Chemotherapy-induced cardiotoxicity remains a significant and unresolved issue in treating adult and pediatric cancer patients. Current approaches to surveillance are often inadequate to detect myocardial disease, which can delay medical therapy and lead to symptomatic heart failure. Evaluation includes the consideration of patients' symptoms and serologic biomarkers such as troponins and B-type natriuretic peptide, together with noninvasive imaging in the form of echocardiography or multiple-gated acquisition scanning. Three-dimensional echocardiography has been validated as the ultrasonic technique with the best accuracy for the calculation of left ventricular (LV) ejection fraction.1,2 In comparison with cardiovascular magnetic resonance, the current gold standard, it can be considered our tool of choice for the initial evaluation and follow-up of the chemotherapy patient—given its advantages in cost and availability. When 3-dimensional echocardiography is unavailable or the quality of the images is poor, ultrasonic contrast imaging can be useful for the optimal definition of endocardial borders and for the identification of the true cardiac apex, thereby strengthening the ability of the interpreter to accurately calculate cavity volumes and ejection fraction.
Conventional echocardiography detects changes in cardiac function, but it is usually late in doing so. Diastolic function has been investigated to see whether relaxation measurements can predict the development of cardiotoxicity. However, so far, diastolic measures have proved more complex than systolic to obtain and interpret. Diastole is described with multiple echocardiographic measures that can prove difficult to reproduce. Until now, multiple diastolic measurements have had varying levels of success in identifying early cardiac toxicity. This is well illustrated in a study of patients who had been exposed to anthracyclines in childhood for the treatment of leukemia.3 More advanced echocardiographic techniques, including myocardial strain imaging, might provide earlier detection of myocardial dysfunction and offer an additional noninvasive measure to follow these patients longitudinally. Strain echocardiography with speckle-tracking imaging is a technique that analyzes motion by tracking acoustic reflections within an ultrasonic window. The image is processed with algorithms that track defined regions of interest, with digital loops obtained at high frame rates.4,5 The technology has been used to characterize the function of ventricular tissue and, it is hoped, to detect tissue-level or mechanical changes that can occur earlier than observed wall-motion defects. This already has been demonstrated in animal models.6 Recent reports also suggest that the use of strain imaging, in addition to traditional echocardiographic techniques, can offer significant prognostic information in the adult population.7

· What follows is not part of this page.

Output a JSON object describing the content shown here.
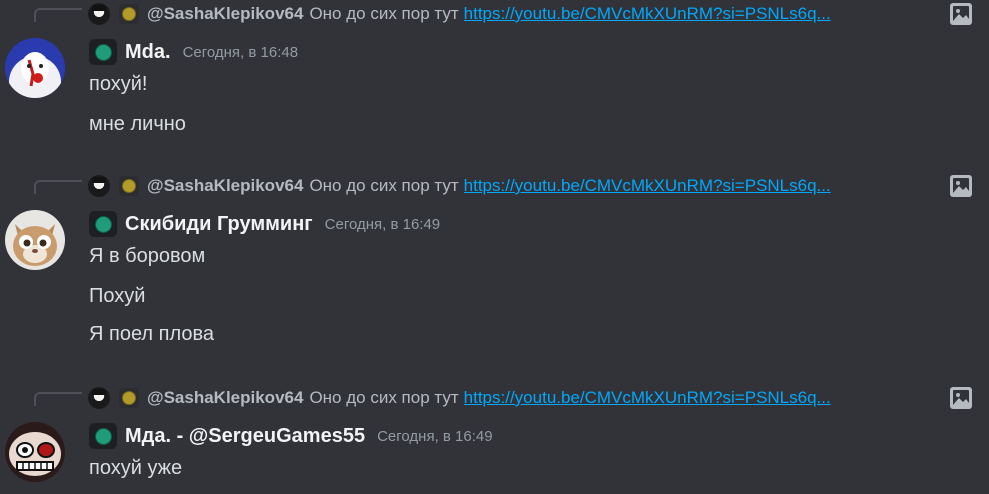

These findings have established the basis for an ongoing collaboration between MD Anderson Cancer Center and Texas Children's Hospital to determine the feasibility and clinical usefulness of strain analysis in our echocardiographic surveillance of pediatric cardiotoxicity. The use of these novel imaging techniques is advantageous because they do not require a blood specimen, which can be challenging to obtain from pediatric patients. Strain echocardiography and other noninvasive techniques can supplement biomarkers in monitoring actively treated patients and long-term pediatric cancer survivors. Furthermore, this approach might enable earlier detection of cardiotoxicity, referral to a cardiologist, and treatment of cardiomyopathy or heart failure.
Cardiovascular magnetic resonance can be used to characterize myocardial tissue and to evaluate LV performance. Given the association of anthracycline administration with cardiovascular events, several recent investigations have used magnetic resonance imaging of the heart and vascular system to identify potential mechanisms (and early evidence) of cardiovascular injury in patients treated for cancer. Using an animal model, Lightfoot and colleagues8 discovered a new MRI myocardial tissue characterization technique for identifying early evidence of myocellular injury after exposure to doxorubicin. Importantly, this evidence was associated with intracellular vacuolation and preceded substantive clinical deterioration in LV performance. Future studies are needed in human subjects to determine whether noninvasive magnetic resonance techniques that characterize myocardial tissue can find early evidence of myocellular injury before the development of a severely reduced LV ejection fraction or the onset of congestive heart failure. To answer questions concerning vascular injury (primarily myocardial infarction and stroke), Chaosuwannakit and colleagues9 recently performed a case-control study that evaluated aortic stiffness in cancer survivors and in members of a control group. Relatively early upon the receipt of anthracycline chemotherapy, aortas became stiff in the cancer patients, relative to the aortas of the healthy individuals. Given the marked association of aortic stiffness with LV hypertrophy and with future cardiovascular events, further studies should be performed to determine whether vascular stiffening upon receipt of anthracyclines has these associations.
In conclusion, the rise of cardiovascular morbidity and death in cancer survivors threatens to offset some of the substantive reductions in cancer-related morbidity and death that have been achieved with recently developed chemotherapeutic agents. New studies, such as these with innovative cardiovascular magnetic resonance techniques, might well find early evidence of myocellular or vascular injury and thereby enable early treatment to reduce the cardiovascular morbidity and death associated with cancer survivors.